Finding once fired 223 brass for sale is like finding gold to some people. Buying bulk 223 brass is basically buying range pick-ups. You never will know what you are buying until you get it. The shipment could arrive with 20 cases of Winchester and the rest lake city 223 brass. So how can you tell if it truly is once fired? Well, the only way to say for sure if the brass is once fired is to buy military brass. Military brass has primer crimps. These primer crimps must be removed before reloading the cartridge. So if a lake city case does not have a primer crimp, then someone has reloaded that case before, making it not once fired 223 brass. But, what about commercial brass?

Commercial brass is not as easy to tell if it is once fired. Some signs of reloading are dents in the neck shoulder, signs of head separation, and primers that stick slightly out of the pocket. Dents in the neck shoulder are caused by using too much lube when sizing a case or dirt build up in the die. Signs of head separation are caused by a case being exhausted by sizing or caused by too much case pressure when being fired, either way, reloading a case with signs of head separation is a bad idea. Head separation is when the base of the case separates from the case walls. The tell-tale sign of head separation is a lightly colored ring around the base of the cartridge.  If you pick up a case that has the primer sticking slightly out of the pocket, this can be a sign of oversized primer pockets caused by a case being repeatedly reloaded. A good way to determine this is to run your nail across the back of the case, is you feel your nail go up, this is usually a sign brass being fired multiple times. Should you encounter brass with oversized primer pockets, it may not be once fired, but you may still be able to load it as a plinker round. Usually, using military primers such as the CCI #41 primers or the Wolf .223 primers will make for one or two more loadings.

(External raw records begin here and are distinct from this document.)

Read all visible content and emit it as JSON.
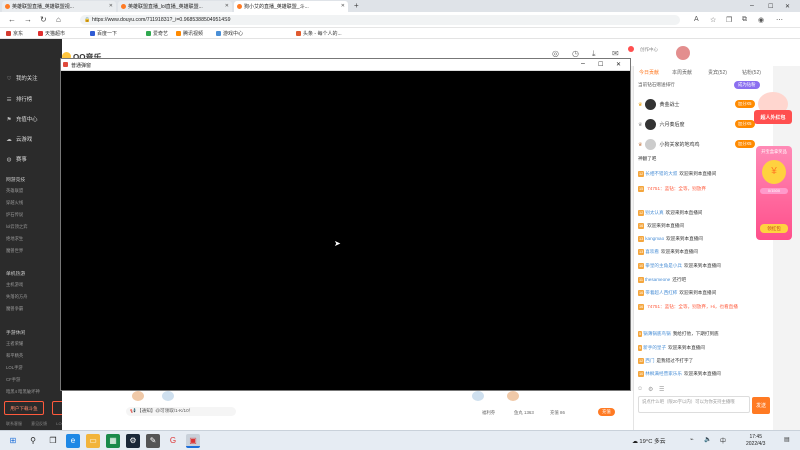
{
  "browser": {
    "tabs": [
      {
        "title": "英雄联盟直播_英雄联盟视..."
      },
      {
        "title": "英雄联盟直播_lol直播_英雄联盟..."
      },
      {
        "title": "狗小艾的直播_英雄联盟_斗..."
      }
    ],
    "url": "https://www.douyu.com/71191831?_i=0.96853885049514S9",
    "bookmarks": [
      "京东",
      "天猫超市",
      "百度一下",
      "爱奇艺",
      "腾讯视频",
      "游戏中心",
      "头条 - 每个人的..."
    ],
    "bookmark_colors": [
      "#d43b2f",
      "#e02f2f",
      "#2f5bd4",
      "#2fa84f",
      "#ff8a00",
      "#4a8fd6",
      "#e05a2f"
    ]
  },
  "leftnav": {
    "items": [
      {
        "icon": "heart-icon",
        "label": "我的关注"
      },
      {
        "icon": "list-icon",
        "label": "排行榜"
      },
      {
        "icon": "flag-icon",
        "label": "充值中心"
      },
      {
        "icon": "cloud-icon",
        "label": "云游戏"
      },
      {
        "icon": "chat-icon",
        "label": "赛事"
      }
    ],
    "sections": [
      {
        "title": "网游竞技",
        "subs": [
          "英雄联盟",
          "穿越火线",
          "炉石传说",
          "lol云顶之弈",
          "绝地求生",
          "魔兽世界"
        ]
      },
      {
        "title": "单机热游",
        "subs": [
          "主机游戏",
          "失落的方舟",
          "魔兽争霸"
        ]
      },
      {
        "title": "手游休闲",
        "subs": [
          "王者荣耀",
          "和平精英",
          "LOL手游",
          "CF手游",
          "暗黑4 暗黑破坏神"
        ]
      }
    ],
    "btn_left": "用户下载斗鱼",
    "btn_right": "回到斗鱼",
    "footer": [
      "联系客服",
      "意见反馈",
      "LOGO下载"
    ]
  },
  "header": {
    "logo": "QQ音乐",
    "user_tiles": [
      "消息",
      "历史",
      "客户端",
      "任务",
      "钻石",
      "创作中心"
    ]
  },
  "popup": {
    "title": "普通弹窗"
  },
  "chat": {
    "tabs": [
      "今日贡献",
      "本周贡献",
      "贵宾(52)",
      "钻粉(52)"
    ],
    "banner": "当前钻石赠送排行",
    "banner_btn": "成为钻粉",
    "ranks": [
      {
        "name": "黄金战士",
        "badge": "加分X5"
      },
      {
        "name": "六月奏后度",
        "badge": "加分X5"
      },
      {
        "name": "小狗关家的地鸡鸡",
        "badge": "加分X5"
      }
    ],
    "messages": [
      {
        "text": "神翻了吧"
      },
      {
        "lv": "12",
        "name": "长相不错的大叔",
        "text": "欢迎来到本直播间"
      },
      {
        "lv": "15",
        "name": "",
        "text": "74751：蓝钻：全等，别放弃"
      },
      {
        "lv": "12",
        "name": "别太认真",
        "text": "欢迎来到本直播间"
      },
      {
        "lv": "16",
        "name": "",
        "text": "欢迎来到本直播间"
      },
      {
        "lv": "13",
        "name": "kangmao",
        "text": "欢迎来到本直播间"
      },
      {
        "lv": "13",
        "name": "喜欢看",
        "text": "欢迎来到本直播间"
      },
      {
        "lv": "10",
        "name": "拳皇的主角是小兵",
        "text": "欢迎来到本直播间"
      },
      {
        "lv": "11",
        "name": "thesameone",
        "text": "还行吧"
      },
      {
        "lv": "16",
        "name": "带着超人西红柿",
        "text": "欢迎来到本直播间"
      },
      {
        "lv": "16",
        "name": "",
        "text": "74751：蓝钻：全等，别放弃，Hi，也看直播"
      },
      {
        "lv": "5",
        "name": "锅薄锅底鸟锅",
        "text": "我给打他，下期打到底"
      },
      {
        "lv": "9",
        "name": "新手的皇子",
        "text": "欢迎来到本直播间"
      },
      {
        "lv": "12",
        "name": "西门",
        "text": "是我错过不打字了"
      },
      {
        "lv": "10",
        "name": "林枫满经营家乐乐",
        "text": "欢迎来到本直播间"
      }
    ],
    "input_placeholder": "说点什么吧（限20字以内）可以为你支持主播哦",
    "send": "发送"
  },
  "promo": {
    "label1": "超人外红包",
    "label2": "开宝盒拿奖品",
    "progress": "0/1500",
    "btn": "领红包"
  },
  "giftbar": {
    "notice": "【通知】@可领取/1-K/10！",
    "counts": [
      "福利券",
      "鱼丸 1363",
      "充值 86",
      "充值"
    ]
  },
  "taskbar": {
    "weather": "19°C 多云",
    "time": "17:45",
    "date": "2022/4/3"
  }
}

Military primers have a thicker cup and will likely seat into oversized primer pockets. Military primers are designed for rifles that have a floating fire pin like the AR-15, M1A, M1 Garand, MAS 49/56, and other military style rifles. They help reduce slam fires. While somewhat uncommon, slam fires are caused by the bolt being cycled; energy of the bolt slamming forward can cause the firing pin to nick the primer of the chamber round discharging the round. These can be dangerous because they are an unplanned discharge. This is one of many reasons firearms are always pointed in a safe direction whether they are loaded or not.